Open access to information means that boards have been forced to re-evaluate the way they approach composition, strategic processes and performance. Equilar recently hosted a webinar with Damian Brew, Managing Director, FINPRO at Marsh USA, Inc., Richard Levick, Founder and CEO of LEVICK, Lisbeth McNabb, Board Member at Nexstar Media Group, and Sara Grootwassink Lewis, Board Member at Weyerhaeuser, Sun Life Financial and PS Business Parks to discuss how digital media and open access to information has created new risks for boards, including activist attacks or political issues that can unexpectedly put their companies in the spotlight. The panel also outlined opportunities that boards can realize through the use of big data and analytics. Below is a short summary of the discussion as well as a video clip from the webinar.
Marsh USA, Inc.
Sara Grootwassink Lewis
Sun Life Financial
and PS Business Parks
Founder & CEO
Nexstar Media Group
The Changing Relationship Between Investors and Boards
With increased access to information, companies have become more transparent when engaging with their investors—this has been the case over the last five years. In 2016, 63% of S&P 100 companies formally disclosed their shareholder engagement policies—up from 12.2% in 2012.
“Boards should listen and engage as needed when investors are seeking more than the normal engagement with management,” said Lewis. “Many times investors have constructive feedback for the board, and meeting in person and hearing their concerns is a much better strategy than risking a shareholder proposal that you don’t want or a negative vote that doesn’t serve the company well.”
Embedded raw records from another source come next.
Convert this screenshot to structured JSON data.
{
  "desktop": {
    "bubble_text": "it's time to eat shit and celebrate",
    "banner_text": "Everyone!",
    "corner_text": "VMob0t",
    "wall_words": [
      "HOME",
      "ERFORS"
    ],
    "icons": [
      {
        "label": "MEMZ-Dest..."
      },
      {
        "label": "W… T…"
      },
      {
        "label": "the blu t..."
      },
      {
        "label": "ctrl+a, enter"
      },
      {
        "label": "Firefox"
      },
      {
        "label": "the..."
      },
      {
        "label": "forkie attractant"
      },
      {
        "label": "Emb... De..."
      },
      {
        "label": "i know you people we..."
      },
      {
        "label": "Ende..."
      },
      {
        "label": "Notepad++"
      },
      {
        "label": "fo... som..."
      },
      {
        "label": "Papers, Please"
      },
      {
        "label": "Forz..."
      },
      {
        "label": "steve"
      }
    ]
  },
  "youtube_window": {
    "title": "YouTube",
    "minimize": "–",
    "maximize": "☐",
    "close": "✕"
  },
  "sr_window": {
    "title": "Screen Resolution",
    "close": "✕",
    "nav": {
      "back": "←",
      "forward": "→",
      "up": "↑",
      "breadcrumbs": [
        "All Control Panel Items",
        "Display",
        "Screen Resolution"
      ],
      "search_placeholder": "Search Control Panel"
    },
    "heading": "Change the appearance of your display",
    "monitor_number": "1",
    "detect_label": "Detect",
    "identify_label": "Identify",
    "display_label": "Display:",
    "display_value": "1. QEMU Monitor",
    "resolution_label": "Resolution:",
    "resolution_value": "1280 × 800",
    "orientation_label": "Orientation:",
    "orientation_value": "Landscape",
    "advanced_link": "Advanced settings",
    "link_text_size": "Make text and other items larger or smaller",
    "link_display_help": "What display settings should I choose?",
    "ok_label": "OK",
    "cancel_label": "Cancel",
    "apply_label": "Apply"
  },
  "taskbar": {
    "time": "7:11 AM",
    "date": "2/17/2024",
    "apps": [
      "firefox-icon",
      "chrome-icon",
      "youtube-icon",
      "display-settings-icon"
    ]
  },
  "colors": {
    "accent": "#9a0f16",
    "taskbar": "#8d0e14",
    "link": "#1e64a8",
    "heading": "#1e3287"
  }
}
The Influence of Digital Media in the Boardroom
There has been an evolution from traditional media to digital media in recent years, which has given a voice and influence to numerous constituents concerning company matters. Even non-customers or non-shareholders can critique company practices, and this can consequently develop into an unexpected PR attack.
“The most important screen—the phone, the laptop, the iPad—has dramatically changed who controls the conversation, which is largely driven by activists, NGOs, the plaintiff’s bar and sometimes regulators on the federal or state levels,” explained Levick. “Conversations are driven there, and yet as companies we lag behind because we still think that we’re controlling the conversation.”
Ideally, companies will adjust to current times and be proactive when dealing with outside voices or opinions.
Best Practices for the Board
In a nutshell, dealing with activist risks is a time-consuming job and boards must have a strategy and procedure in place when dealing with them. “Communicating with all investors, including activist investors, is important, because that’s going to be something outsiders are going to be looking at very closely,” said Brew.
While it is essential to mitigate risks in this era of digital media, there are also opportunities that boards can capitalize on, particularly with the use of data and analytics. “Technology is growing at a rapid pace, and I think we are in the now to take data analytics and develop strategies and put some of these new technologies against it,” said McNabb.
To request access to the full replay of this webinar, click here.
For more information on Equilar research and data analysis, please contact Dan Marcec, Director of Content & Communications at email@example.com. Amit Batish authored this post.